# Directions
Your answer should be a single number: how many lines in the data below hold the string "full".

[Records drawn from a dataset]
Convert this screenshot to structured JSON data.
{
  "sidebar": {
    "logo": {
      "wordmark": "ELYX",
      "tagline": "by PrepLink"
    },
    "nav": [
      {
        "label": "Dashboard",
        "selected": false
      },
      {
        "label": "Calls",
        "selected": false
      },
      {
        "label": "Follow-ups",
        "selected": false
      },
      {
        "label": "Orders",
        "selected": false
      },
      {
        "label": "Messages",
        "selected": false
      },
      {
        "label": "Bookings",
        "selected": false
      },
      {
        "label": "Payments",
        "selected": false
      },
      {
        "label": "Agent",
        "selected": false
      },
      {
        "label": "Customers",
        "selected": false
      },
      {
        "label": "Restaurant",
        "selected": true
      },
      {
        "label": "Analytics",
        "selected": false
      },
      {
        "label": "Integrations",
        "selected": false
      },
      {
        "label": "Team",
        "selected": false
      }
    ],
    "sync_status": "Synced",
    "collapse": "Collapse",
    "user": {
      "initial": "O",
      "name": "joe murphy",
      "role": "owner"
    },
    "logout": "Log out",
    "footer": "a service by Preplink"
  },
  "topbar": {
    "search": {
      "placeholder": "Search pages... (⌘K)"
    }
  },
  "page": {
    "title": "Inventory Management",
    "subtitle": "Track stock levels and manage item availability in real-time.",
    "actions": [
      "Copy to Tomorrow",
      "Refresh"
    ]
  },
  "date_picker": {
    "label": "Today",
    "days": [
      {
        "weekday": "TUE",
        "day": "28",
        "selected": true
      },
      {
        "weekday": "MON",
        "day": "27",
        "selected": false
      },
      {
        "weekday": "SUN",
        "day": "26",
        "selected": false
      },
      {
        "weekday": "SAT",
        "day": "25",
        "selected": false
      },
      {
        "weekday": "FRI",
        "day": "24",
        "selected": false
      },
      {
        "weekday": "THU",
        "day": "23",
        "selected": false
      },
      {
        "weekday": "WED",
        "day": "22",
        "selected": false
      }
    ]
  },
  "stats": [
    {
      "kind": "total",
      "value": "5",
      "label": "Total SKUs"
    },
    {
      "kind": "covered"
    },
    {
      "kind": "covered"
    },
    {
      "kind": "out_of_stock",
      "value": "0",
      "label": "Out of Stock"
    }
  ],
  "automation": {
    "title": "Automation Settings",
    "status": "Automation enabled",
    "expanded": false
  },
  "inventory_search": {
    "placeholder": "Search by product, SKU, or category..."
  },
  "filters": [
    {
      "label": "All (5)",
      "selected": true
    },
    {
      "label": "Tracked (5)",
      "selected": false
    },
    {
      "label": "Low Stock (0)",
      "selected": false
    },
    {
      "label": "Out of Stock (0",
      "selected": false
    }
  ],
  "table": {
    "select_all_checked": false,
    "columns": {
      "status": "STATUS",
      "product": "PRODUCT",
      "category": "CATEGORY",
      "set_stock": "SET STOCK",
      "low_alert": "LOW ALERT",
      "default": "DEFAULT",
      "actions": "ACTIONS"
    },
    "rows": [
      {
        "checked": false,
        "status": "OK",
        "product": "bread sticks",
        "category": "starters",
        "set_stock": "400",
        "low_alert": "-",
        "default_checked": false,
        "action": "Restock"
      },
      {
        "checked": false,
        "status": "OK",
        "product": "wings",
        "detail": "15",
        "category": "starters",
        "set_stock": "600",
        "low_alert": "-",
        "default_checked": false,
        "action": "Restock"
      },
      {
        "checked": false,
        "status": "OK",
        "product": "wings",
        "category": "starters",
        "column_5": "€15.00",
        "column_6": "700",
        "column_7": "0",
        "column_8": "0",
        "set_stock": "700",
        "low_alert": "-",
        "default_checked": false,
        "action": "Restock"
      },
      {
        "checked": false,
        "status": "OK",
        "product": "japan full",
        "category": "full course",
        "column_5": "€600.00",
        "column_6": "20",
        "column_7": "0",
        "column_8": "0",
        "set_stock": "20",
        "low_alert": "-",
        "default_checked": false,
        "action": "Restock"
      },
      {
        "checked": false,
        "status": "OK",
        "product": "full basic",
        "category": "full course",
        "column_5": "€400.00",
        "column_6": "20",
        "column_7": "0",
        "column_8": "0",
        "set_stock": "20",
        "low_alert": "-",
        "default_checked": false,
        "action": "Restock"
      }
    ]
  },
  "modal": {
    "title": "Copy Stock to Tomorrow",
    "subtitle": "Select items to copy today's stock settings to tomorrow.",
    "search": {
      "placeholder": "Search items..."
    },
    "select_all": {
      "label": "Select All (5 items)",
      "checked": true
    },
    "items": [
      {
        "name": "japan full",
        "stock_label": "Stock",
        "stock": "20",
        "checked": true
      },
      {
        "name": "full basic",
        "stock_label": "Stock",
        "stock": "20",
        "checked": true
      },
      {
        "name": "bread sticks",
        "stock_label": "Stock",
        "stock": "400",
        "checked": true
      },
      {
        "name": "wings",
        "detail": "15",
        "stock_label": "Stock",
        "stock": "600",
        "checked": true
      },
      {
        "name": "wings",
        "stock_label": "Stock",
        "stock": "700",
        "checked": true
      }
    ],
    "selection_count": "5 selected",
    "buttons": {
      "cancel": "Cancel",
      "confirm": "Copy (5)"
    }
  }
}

# Written answer
6